## WHAT TO DO
Repeat each entry word for word. Leave any images out of the copy.

## EXERCISE INPUT
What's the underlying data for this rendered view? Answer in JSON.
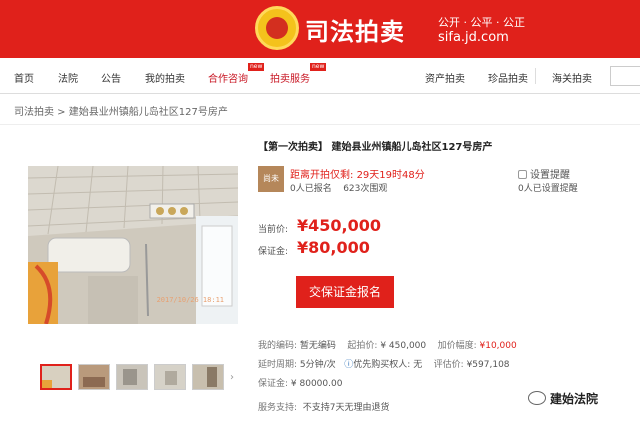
{
  "banner": {
    "brand": "司法拍卖",
    "slogan": "公开 · 公平 · 公正",
    "site": "sifa.jd.com"
  },
  "nav": {
    "items": [
      "首页",
      "法院",
      "公告",
      "我的拍卖",
      "合作咨询",
      "拍卖服务",
      "资产拍卖",
      "珍品拍卖",
      "海关拍卖"
    ],
    "badge": "new"
  },
  "breadcrumb": "司法拍卖 > 建始县业州镇船儿岛社区127号房产",
  "title": "【第一次拍卖】 建始县业州镇船儿岛社区127号房产",
  "photo_stamp": "2017/10/26 18:11",
  "auction_badge": "尚未",
  "countdown": {
    "label": "距离开拍仅剩:",
    "time": "29天19时48分"
  },
  "stats": {
    "signups": "0人已报名",
    "views": "623次围观"
  },
  "remind": {
    "label": "设置提醒",
    "count": "0人已设置提醒"
  },
  "price": {
    "current_label": "当前价:",
    "current": "¥450,000",
    "deposit_label": "保证金:",
    "deposit": "¥80,000"
  },
  "deposit_button": "交保证金报名",
  "info": {
    "code_label": "我的编码:",
    "code": "暂无编码",
    "start_label": "起拍价:",
    "start": "¥ 450,000",
    "inc_label": "加价幅度:",
    "inc": "¥10,000",
    "delay_label": "延时周期:",
    "delay": "5分钟/次",
    "priority": "优先购买权人: 无",
    "assess_label": "评估价:",
    "assess": "¥597,108",
    "deposit_label": "保证金:",
    "deposit": "¥ 80000.00",
    "service_label": "服务支持:",
    "service": "不支持7天无理由退货"
  },
  "watermark": "建始法院"
}
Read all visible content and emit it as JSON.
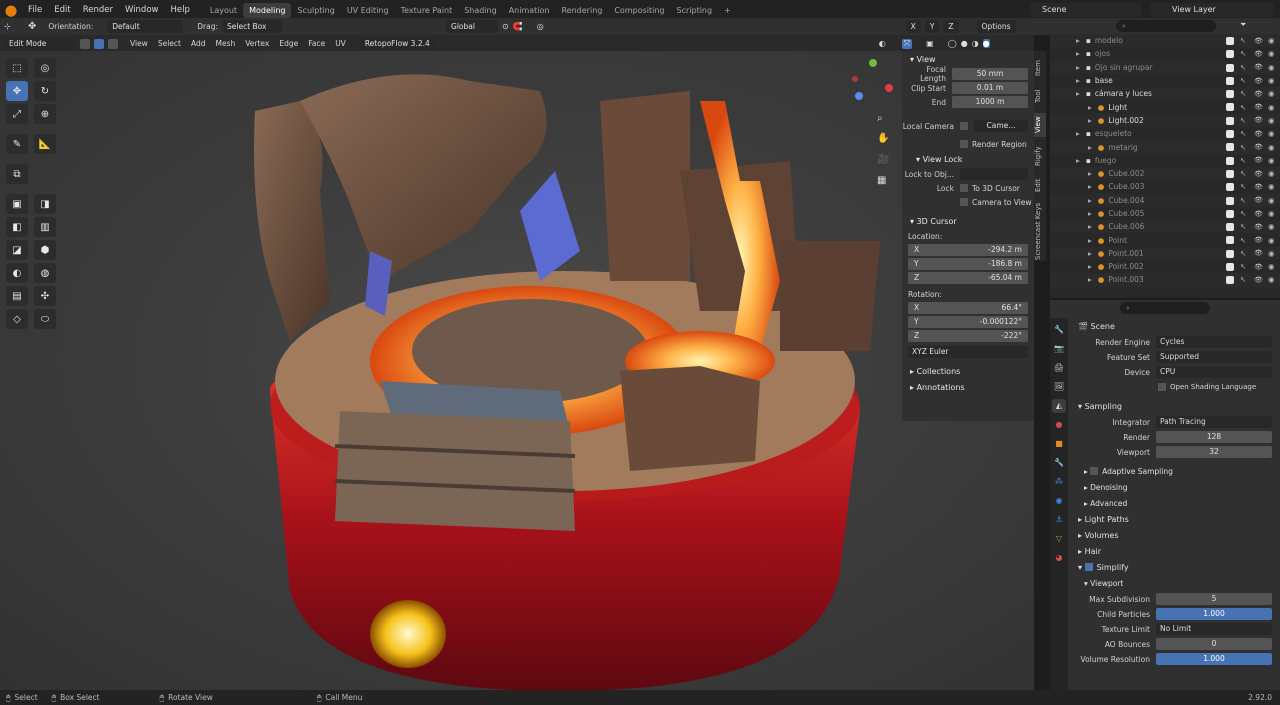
{
  "menus": [
    "File",
    "Edit",
    "Render",
    "Window",
    "Help"
  ],
  "workspaces": [
    "Layout",
    "Modeling",
    "Sculpting",
    "UV Editing",
    "Texture Paint",
    "Shading",
    "Animation",
    "Rendering",
    "Compositing",
    "Scripting"
  ],
  "active_workspace": "Modeling",
  "scene_name": "Scene",
  "view_layer": "View Layer",
  "options_label": "Options",
  "header": {
    "orientation_label": "Orientation:",
    "orientation_value": "Default",
    "drag_label": "Drag:",
    "drag_value": "Select Box",
    "transform_orientation": "Global",
    "axes": [
      "X",
      "Y",
      "Z"
    ]
  },
  "viewport_header": {
    "mode": "Edit Mode",
    "menus": [
      "View",
      "Select",
      "Add",
      "Mesh",
      "Vertex",
      "Edge",
      "Face",
      "UV"
    ],
    "addon": "RetopoFlow 3.2.4"
  },
  "side_tabs": [
    "Item",
    "Tool",
    "View",
    "Rigify",
    "Edit",
    "Screencast Keys"
  ],
  "npanel": {
    "view_title": "View",
    "focal_length_label": "Focal Length",
    "focal_length": "50 mm",
    "clip_start_label": "Clip Start",
    "clip_start": "0.01 m",
    "end_label": "End",
    "end": "1000 m",
    "local_camera_label": "Local Camera",
    "local_camera_value": "Came...",
    "render_region": "Render Region",
    "view_lock_title": "View Lock",
    "lock_to_object_label": "Lock to Obj...",
    "lock_label": "Lock",
    "to_3d_cursor": "To 3D Cursor",
    "camera_to_view": "Camera to View",
    "cursor_title": "3D Cursor",
    "location_label": "Location:",
    "loc_x": "-294.2 m",
    "loc_y": "-186.8 m",
    "loc_z": "-65.04 m",
    "rotation_label": "Rotation:",
    "rot_x": "66.4°",
    "rot_y": "-0.000122°",
    "rot_z": "-222°",
    "rotation_mode": "XYZ Euler",
    "collections": "Collections",
    "annotations": "Annotations"
  },
  "outliner": [
    {
      "name": "modelo",
      "indent": 1,
      "dim": true
    },
    {
      "name": "ojos",
      "indent": 1,
      "dim": true
    },
    {
      "name": "Ojo sin agrupar",
      "indent": 1,
      "dim": true
    },
    {
      "name": "base",
      "indent": 1,
      "dim": false
    },
    {
      "name": "cámara y luces",
      "indent": 1,
      "dim": false
    },
    {
      "name": "Light",
      "indent": 2,
      "dim": false
    },
    {
      "name": "Light.002",
      "indent": 2,
      "dim": false
    },
    {
      "name": "esqueleto",
      "indent": 1,
      "dim": true
    },
    {
      "name": "metarig",
      "indent": 2,
      "dim": true
    },
    {
      "name": "fuego",
      "indent": 1,
      "dim": true
    },
    {
      "name": "Cube.002",
      "indent": 2,
      "dim": true
    },
    {
      "name": "Cube.003",
      "indent": 2,
      "dim": true
    },
    {
      "name": "Cube.004",
      "indent": 2,
      "dim": true
    },
    {
      "name": "Cube.005",
      "indent": 2,
      "dim": true
    },
    {
      "name": "Cube.006",
      "indent": 2,
      "dim": true
    },
    {
      "name": "Point",
      "indent": 2,
      "dim": true
    },
    {
      "name": "Point.001",
      "indent": 2,
      "dim": true
    },
    {
      "name": "Point.002",
      "indent": 2,
      "dim": true
    },
    {
      "name": "Point.003",
      "indent": 2,
      "dim": true
    }
  ],
  "properties": {
    "scene": "Scene",
    "render_engine_label": "Render Engine",
    "render_engine": "Cycles",
    "feature_set_label": "Feature Set",
    "feature_set": "Supported",
    "device_label": "Device",
    "device": "CPU",
    "osl": "Open Shading Language",
    "sampling": "Sampling",
    "integrator_label": "Integrator",
    "integrator": "Path Tracing",
    "render_label": "Render",
    "render_samples": "128",
    "viewport_label": "Viewport",
    "viewport_samples": "32",
    "adaptive_sampling": "Adaptive Sampling",
    "denoising": "Denoising",
    "advanced": "Advanced",
    "light_paths": "Light Paths",
    "volumes": "Volumes",
    "hair": "Hair",
    "simplify": "Simplify",
    "viewport_sub": "Viewport",
    "max_subdivision_label": "Max Subdivision",
    "max_subdivision": "5",
    "child_particles_label": "Child Particles",
    "child_particles": "1.000",
    "texture_limit_label": "Texture Limit",
    "texture_limit": "No Limit",
    "ao_bounces_label": "AO Bounces",
    "ao_bounces": "0",
    "volume_resolution_label": "Volume Resolution",
    "volume_resolution": "1.000"
  },
  "status": {
    "select": "Select",
    "box_select": "Box Select",
    "rotate_view": "Rotate View",
    "call_menu": "Call Menu",
    "version": "2.92.0"
  },
  "colors": {
    "accent": "#4772b3",
    "lava": "#ff8a2a",
    "base_red": "#c01818"
  }
}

## TASK SOLUTION
What's the underlying data for this rendered view? Answer in JSON.
{
  "banner": {
    "brand": "司法拍卖",
    "slogan": "公开 · 公平 · 公正",
    "site": "sifa.jd.com"
  },
  "nav": {
    "items": [
      "首页",
      "法院",
      "公告",
      "我的拍卖",
      "合作咨询",
      "拍卖服务",
      "资产拍卖",
      "珍品拍卖",
      "海关拍卖"
    ],
    "badge": "new"
  },
  "breadcrumb": "司法拍卖 > 建始县业州镇船儿岛社区127号房产",
  "title": "【第一次拍卖】 建始县业州镇船儿岛社区127号房产",
  "photo_stamp": "2017/10/26 18:11",
  "auction_badge": "尚未",
  "countdown": {
    "label": "距离开拍仅剩:",
    "time": "29天19时48分"
  },
  "stats": {
    "signups": "0人已报名",
    "views": "623次围观"
  },
  "remind": {
    "label": "设置提醒",
    "count": "0人已设置提醒"
  },
  "price": {
    "current_label": "当前价:",
    "current": "¥450,000",
    "deposit_label": "保证金:",
    "deposit": "¥80,000"
  },
  "deposit_button": "交保证金报名",
  "info": {
    "code_label": "我的编码:",
    "code": "暂无编码",
    "start_label": "起拍价:",
    "start": "¥ 450,000",
    "inc_label": "加价幅度:",
    "inc": "¥10,000",
    "delay_label": "延时周期:",
    "delay": "5分钟/次",
    "priority": "优先购买权人: 无",
    "assess_label": "评估价:",
    "assess": "¥597,108",
    "deposit_label": "保证金:",
    "deposit": "¥ 80000.00",
    "service_label": "服务支持:",
    "service": "不支持7天无理由退货"
  },
  "watermark": "建始法院"
}
Read all visible content and emit it as JSON.
{
  "menus": [
    "File",
    "Edit",
    "Render",
    "Window",
    "Help"
  ],
  "workspaces": [
    "Layout",
    "Modeling",
    "Sculpting",
    "UV Editing",
    "Texture Paint",
    "Shading",
    "Animation",
    "Rendering",
    "Compositing",
    "Scripting"
  ],
  "active_workspace": "Modeling",
  "scene_name": "Scene",
  "view_layer": "View Layer",
  "options_label": "Options",
  "header": {
    "orientation_label": "Orientation:",
    "orientation_value": "Default",
    "drag_label": "Drag:",
    "drag_value": "Select Box",
    "transform_orientation": "Global",
    "axes": [
      "X",
      "Y",
      "Z"
    ]
  },
  "viewport_header": {
    "mode": "Edit Mode",
    "menus": [
      "View",
      "Select",
      "Add",
      "Mesh",
      "Vertex",
      "Edge",
      "Face",
      "UV"
    ],
    "addon": "RetopoFlow 3.2.4"
  },
  "side_tabs": [
    "Item",
    "Tool",
    "View",
    "Rigify",
    "Edit",
    "Screencast Keys"
  ],
  "npanel": {
    "view_title": "View",
    "focal_length_label": "Focal Length",
    "focal_length": "50 mm",
    "clip_start_label": "Clip Start",
    "clip_start": "0.01 m",
    "end_label": "End",
    "end": "1000 m",
    "local_camera_label": "Local Camera",
    "local_camera_value": "Came...",
    "render_region": "Render Region",
    "view_lock_title": "View Lock",
    "lock_to_object_label": "Lock to Obj...",
    "lock_label": "Lock",
    "to_3d_cursor": "To 3D Cursor",
    "camera_to_view": "Camera to View",
    "cursor_title": "3D Cursor",
    "location_label": "Location:",
    "loc_x": "-294.2 m",
    "loc_y": "-186.8 m",
    "loc_z": "-65.04 m",
    "rotation_label": "Rotation:",
    "rot_x": "66.4°",
    "rot_y": "-0.000122°",
    "rot_z": "-222°",
    "rotation_mode": "XYZ Euler",
    "collections": "Collections",
    "annotations": "Annotations"
  },
  "outliner": [
    {
      "name": "modelo",
      "indent": 1,
      "dim": true
    },
    {
      "name": "ojos",
      "indent": 1,
      "dim": true
    },
    {
      "name": "Ojo sin agrupar",
      "indent": 1,
      "dim": true
    },
    {
      "name": "base",
      "indent": 1,
      "dim": false
    },
    {
      "name": "cámara y luces",
      "indent": 1,
      "dim": false
    },
    {
      "name": "Light",
      "indent": 2,
      "dim": false
    },
    {
      "name": "Light.002",
      "indent": 2,
      "dim": false
    },
    {
      "name": "esqueleto",
      "indent": 1,
      "dim": true
    },
    {
      "name": "metarig",
      "indent": 2,
      "dim": true
    },
    {
      "name": "fuego",
      "indent": 1,
      "dim": true
    },
    {
      "name": "Cube.002",
      "indent": 2,
      "dim": true
    },
    {
      "name": "Cube.003",
      "indent": 2,
      "dim": true
    },
    {
      "name": "Cube.004",
      "indent": 2,
      "dim": true
    },
    {
      "name": "Cube.005",
      "indent": 2,
      "dim": true
    },
    {
      "name": "Cube.006",
      "indent": 2,
      "dim": true
    },
    {
      "name": "Point",
      "indent": 2,
      "dim": true
    },
    {
      "name": "Point.001",
      "indent": 2,
      "dim": true
    },
    {
      "name": "Point.002",
      "indent": 2,
      "dim": true
    },
    {
      "name": "Point.003",
      "indent": 2,
      "dim": true
    }
  ],
  "properties": {
    "scene": "Scene",
    "render_engine_label": "Render Engine",
    "render_engine": "Cycles",
    "feature_set_label": "Feature Set",
    "feature_set": "Supported",
    "device_label": "Device",
    "device": "CPU",
    "osl": "Open Shading Language",
    "sampling": "Sampling",
    "integrator_label": "Integrator",
    "integrator": "Path Tracing",
    "render_label": "Render",
    "render_samples": "128",
    "viewport_label": "Viewport",
    "viewport_samples": "32",
    "adaptive_sampling": "Adaptive Sampling",
    "denoising": "Denoising",
    "advanced": "Advanced",
    "light_paths": "Light Paths",
    "volumes": "Volumes",
    "hair": "Hair",
    "simplify": "Simplify",
    "viewport_sub": "Viewport",
    "max_subdivision_label": "Max Subdivision",
    "max_subdivision": "5",
    "child_particles_label": "Child Particles",
    "child_particles": "1.000",
    "texture_limit_label": "Texture Limit",
    "texture_limit": "No Limit",
    "ao_bounces_label": "AO Bounces",
    "ao_bounces": "0",
    "volume_resolution_label": "Volume Resolution",
    "volume_resolution": "1.000"
  },
  "status": {
    "select": "Select",
    "box_select": "Box Select",
    "rotate_view": "Rotate View",
    "call_menu": "Call Menu",
    "version": "2.92.0"
  },
  "colors": {
    "accent": "#4772b3",
    "lava": "#ff8a2a",
    "base_red": "#c01818"
  }
}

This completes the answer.